Others are of the view that no matter the surge in prices, the revenue loss owing to production shortfall cannot be made up.
For the first time ever, average tea prices
in the country’s auctions rose by 40-60 per cent, driven by strong buyer demand and a huge shortfall.
According to Tea Board data, in the first auction held in May, prices surged by over 52 per cent to Rs 217.12 per kg in Guwahati.
In a similar auction in Siliguri, prices surged by around 39 per cent to Rs 204.25 a kg. By mid-May, prices in Guwahati rose by 61 per cent to Rs 217.12 while Siliguri maintained the 39 per cent surge.
“This is a record for Indian tea industry and such a price surge has happened for the first time in the country. Buyer demand has been extremely strong, which pulled up prices significantly,” said Dinesh Bihani, secretary of the Guwahati Tea Auction Buyers’ Association (GTABA).
Industry officials have been saying that there is practically no tea with the buyers as the lockdown, which hit tea production direly, took place just when fresh teas of the season had started to pour in.
“So far, prices have been good as there is a huge scarcity of tea in the system. The price rise can benefit plantation companies only if it sustains till end-July, when the second flush tea auctions will be over,” said Atul Asthana, managing director at the Goodricke Group.
Industry officials feel that given the scarcity and demand from buyers, the momentum of price increase is likely to be sustained.
According to the Indian Tea Association (ITA), the country has already registered a 120-140 million kg (mkg) shortfall in production. This is likely to spill over to next year. Under the prevalent weather conditions, production is expected to be normal. Over-production, which can make up for the lost crop, is being ruled out.
Goodricke has already lost 1.65 mkg of crop, representing eight per cent of the total annual production, which is resulting in a Rs 54.4 crore impact. Warren Tea has registered an estimated crop loss of 1.35 mkg, representing approximately 18 per cent of the expected annual production.
Asthana said Goodricke usually makes up for 30 per cent of its annual crop by June but so far this year, it has been able to produce 20 per cent.
“There has been a significant shift both from producers as well as buyers to improve quality, which can spur prices. The age of sub-standard teas is nearing its end,” said Asthana.
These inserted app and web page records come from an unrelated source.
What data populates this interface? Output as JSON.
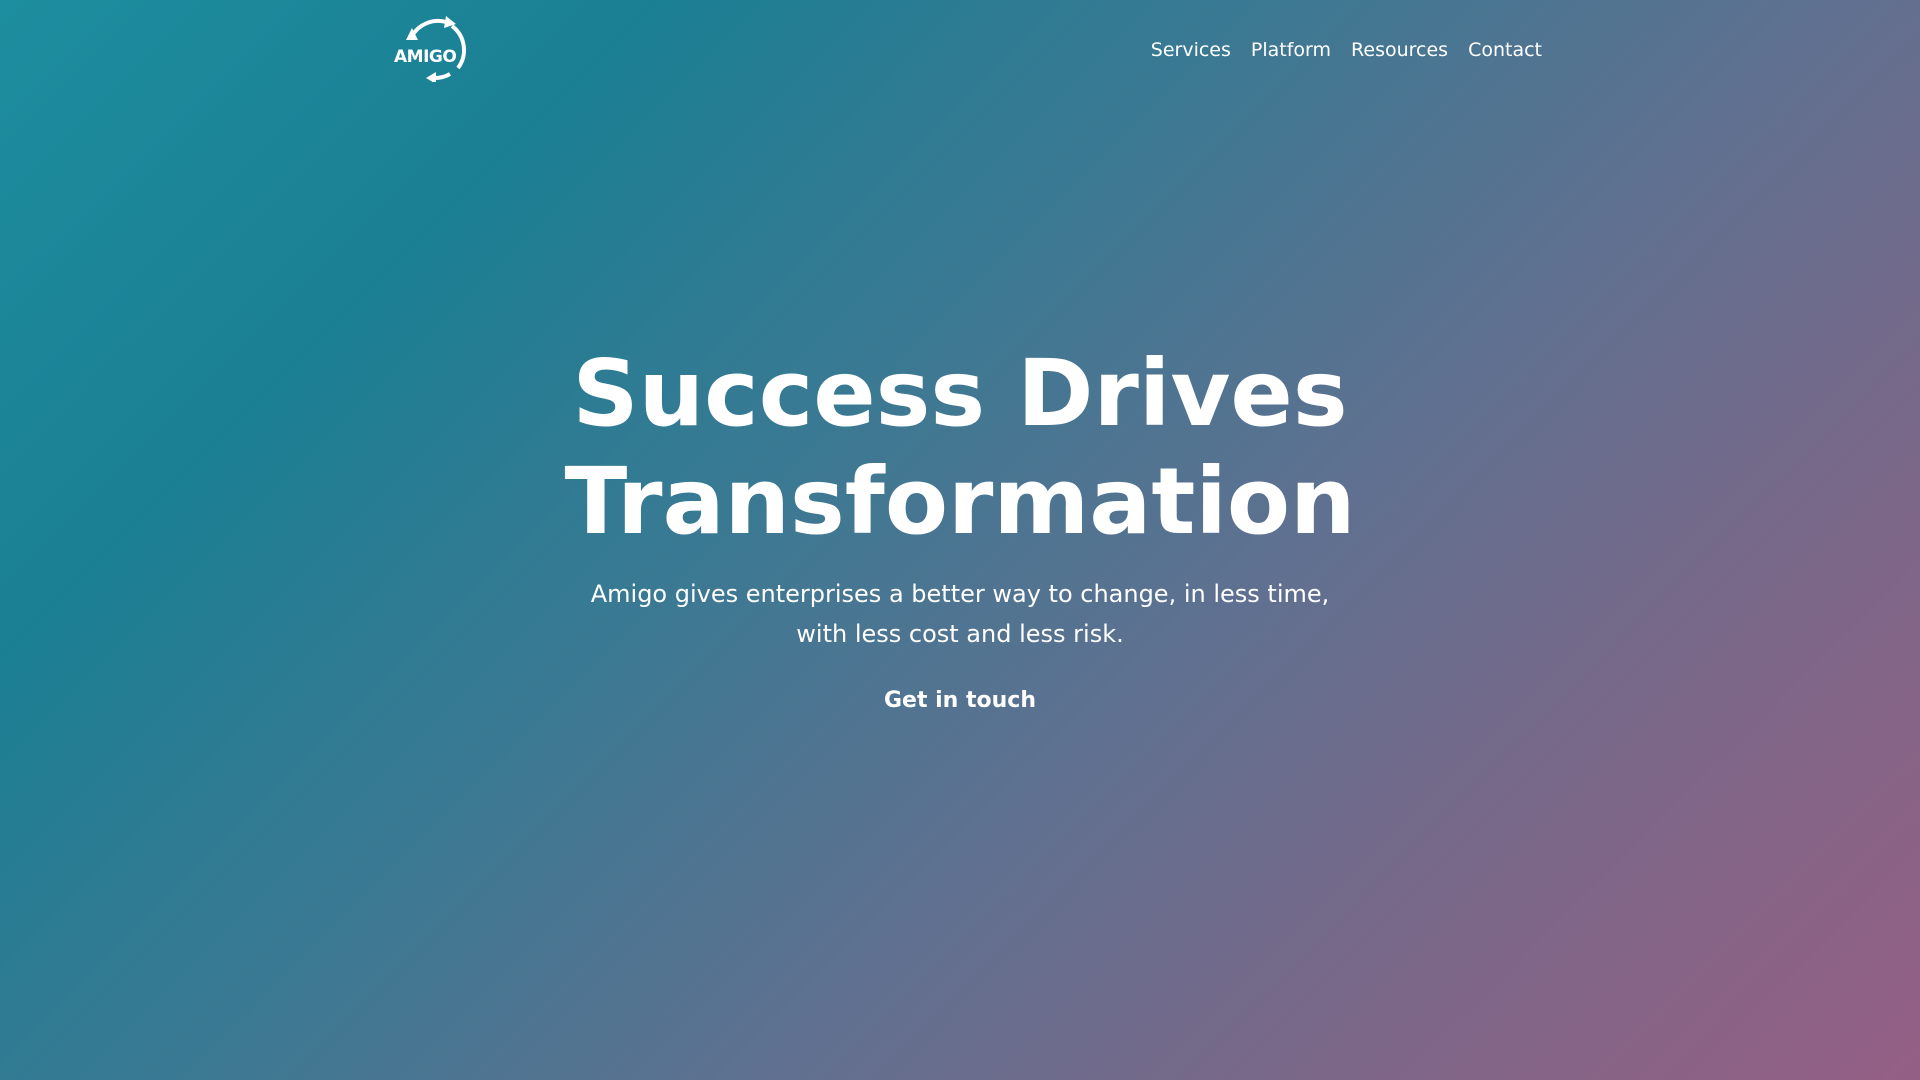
{
  "brand": {
    "logo_text": "AMIGO",
    "logo_icon": "circular-arrows-icon"
  },
  "nav": {
    "items": [
      {
        "label": "Services"
      },
      {
        "label": "Platform"
      },
      {
        "label": "Resources"
      },
      {
        "label": "Contact"
      }
    ]
  },
  "hero": {
    "title_line1": "Success Drives",
    "title_line2": "Transformation",
    "subtitle_line1": "Amigo gives enterprises a better way to change, in less time,",
    "subtitle_line2": "with less cost and less risk.",
    "cta_label": "Get in touch"
  },
  "colors": {
    "gradient_start": "#1d8e9f",
    "gradient_end": "#955f85",
    "text": "#ffffff"
  }
}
However, Warren Tea said with firm market prices, quality teas are fetching around Rs 30-40 kg higher rates prevailing during the same period of last year.
Others are of the view that despite the surge in prices, the revenue loss owing to production shortfall cannot be made up.